[Task goal] Each of the entries below is to be written out exactly, and the images skipped.
The input Start Marker
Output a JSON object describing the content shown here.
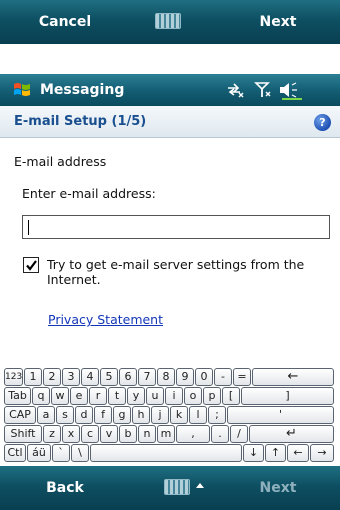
{
  "top_softkeys": {
    "left": "Cancel",
    "right": "Next"
  },
  "titlebar": {
    "title": "Messaging",
    "icons": [
      "windows-flag-icon",
      "connectivity-icon",
      "signal-off-icon",
      "speaker-icon"
    ]
  },
  "header": {
    "title": "E-mail Setup (1/5)",
    "help_glyph": "?"
  },
  "form": {
    "section_label": "E-mail address",
    "prompt": "Enter e-mail address:",
    "email_value": "",
    "checkbox_checked": true,
    "checkbox_label": "Try to get e-mail server settings from the Internet.",
    "privacy_link": "Privacy Statement"
  },
  "keyboard": {
    "rows": [
      [
        "123",
        "1",
        "2",
        "3",
        "4",
        "5",
        "6",
        "7",
        "8",
        "9",
        "0",
        "-",
        "=",
        "←"
      ],
      [
        "Tab",
        "q",
        "w",
        "e",
        "r",
        "t",
        "y",
        "u",
        "i",
        "o",
        "p",
        "[",
        "]"
      ],
      [
        "CAP",
        "a",
        "s",
        "d",
        "f",
        "g",
        "h",
        "j",
        "k",
        "l",
        ";",
        "'"
      ],
      [
        "Shift",
        "z",
        "x",
        "c",
        "v",
        "b",
        "n",
        "m",
        ",",
        ".",
        "/",
        "↵"
      ],
      [
        "Ctl",
        "áü",
        "`",
        "\\",
        " ",
        "↓",
        "↑",
        "←",
        "→"
      ]
    ]
  },
  "bottom_softkeys": {
    "left": "Back",
    "right": "Next"
  },
  "colors": {
    "bar": "#0e4f62",
    "link": "#1336b8",
    "header_text": "#1a4f8f"
  }
}
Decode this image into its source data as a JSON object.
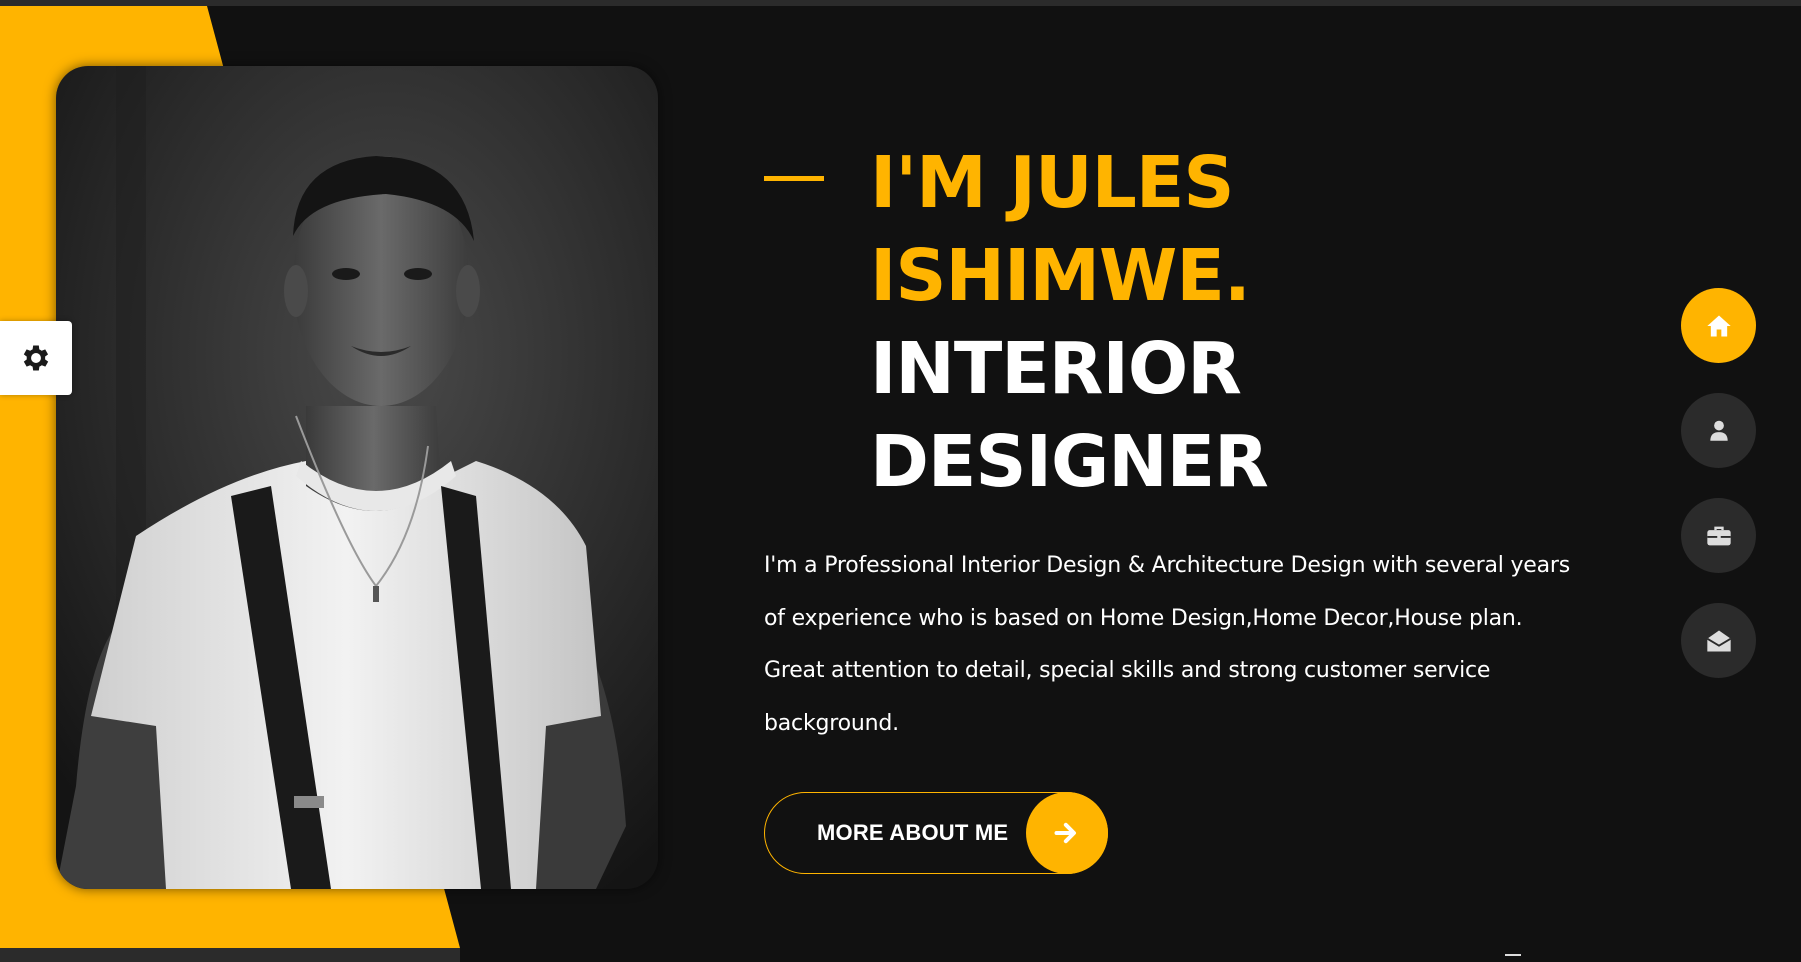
{
  "colors": {
    "accent": "#ffb400",
    "background": "#111111",
    "text": "#ffffff",
    "nav_inactive": "#2b2b2b"
  },
  "settings": {
    "icon": "gear-icon"
  },
  "hero": {
    "title_line_1": "I'M JULES",
    "title_line_2": "ISHIMWE.",
    "title_line_3": "INTERIOR",
    "title_line_4": "DESIGNER",
    "bio": "I'm a Professional Interior Design & Architecture Design with several years of experience who is based on Home Design,Home Decor,House plan. Great attention to detail, special skills and strong customer service background.",
    "cta_label": "MORE ABOUT ME",
    "cta_icon": "arrow-right-icon"
  },
  "side_nav": {
    "items": [
      {
        "icon": "home-icon",
        "active": true
      },
      {
        "icon": "user-icon",
        "active": false
      },
      {
        "icon": "briefcase-icon",
        "active": false
      },
      {
        "icon": "envelope-open-icon",
        "active": false
      }
    ]
  }
}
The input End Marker
[Exercise result]
Output a JSON object describing the content shown here.
{
  "top_softkeys": {
    "left": "Cancel",
    "right": "Next"
  },
  "titlebar": {
    "title": "Messaging",
    "icons": [
      "windows-flag-icon",
      "connectivity-icon",
      "signal-off-icon",
      "speaker-icon"
    ]
  },
  "header": {
    "title": "E-mail Setup (1/5)",
    "help_glyph": "?"
  },
  "form": {
    "section_label": "E-mail address",
    "prompt": "Enter e-mail address:",
    "email_value": "",
    "checkbox_checked": true,
    "checkbox_label": "Try to get e-mail server settings from the Internet.",
    "privacy_link": "Privacy Statement"
  },
  "keyboard": {
    "rows": [
      [
        "123",
        "1",
        "2",
        "3",
        "4",
        "5",
        "6",
        "7",
        "8",
        "9",
        "0",
        "-",
        "=",
        "←"
      ],
      [
        "Tab",
        "q",
        "w",
        "e",
        "r",
        "t",
        "y",
        "u",
        "i",
        "o",
        "p",
        "[",
        "]"
      ],
      [
        "CAP",
        "a",
        "s",
        "d",
        "f",
        "g",
        "h",
        "j",
        "k",
        "l",
        ";",
        "'"
      ],
      [
        "Shift",
        "z",
        "x",
        "c",
        "v",
        "b",
        "n",
        "m",
        ",",
        ".",
        "/",
        "↵"
      ],
      [
        "Ctl",
        "áü",
        "`",
        "\\",
        " ",
        "↓",
        "↑",
        "←",
        "→"
      ]
    ]
  },
  "bottom_softkeys": {
    "left": "Back",
    "right": "Next"
  },
  "colors": {
    "bar": "#0e4f62",
    "link": "#1336b8",
    "header_text": "#1a4f8f"
  }
}
Decode this image into its source data as a JSON object.
{
  "colors": {
    "accent": "#ffb400",
    "background": "#111111",
    "text": "#ffffff",
    "nav_inactive": "#2b2b2b"
  },
  "settings": {
    "icon": "gear-icon"
  },
  "hero": {
    "title_line_1": "I'M JULES",
    "title_line_2": "ISHIMWE.",
    "title_line_3": "INTERIOR",
    "title_line_4": "DESIGNER",
    "bio": "I'm a Professional Interior Design & Architecture Design with several years of experience who is based on Home Design,Home Decor,House plan. Great attention to detail, special skills and strong customer service background.",
    "cta_label": "MORE ABOUT ME",
    "cta_icon": "arrow-right-icon"
  },
  "side_nav": {
    "items": [
      {
        "icon": "home-icon",
        "active": true
      },
      {
        "icon": "user-icon",
        "active": false
      },
      {
        "icon": "briefcase-icon",
        "active": false
      },
      {
        "icon": "envelope-open-icon",
        "active": false
      }
    ]
  }
}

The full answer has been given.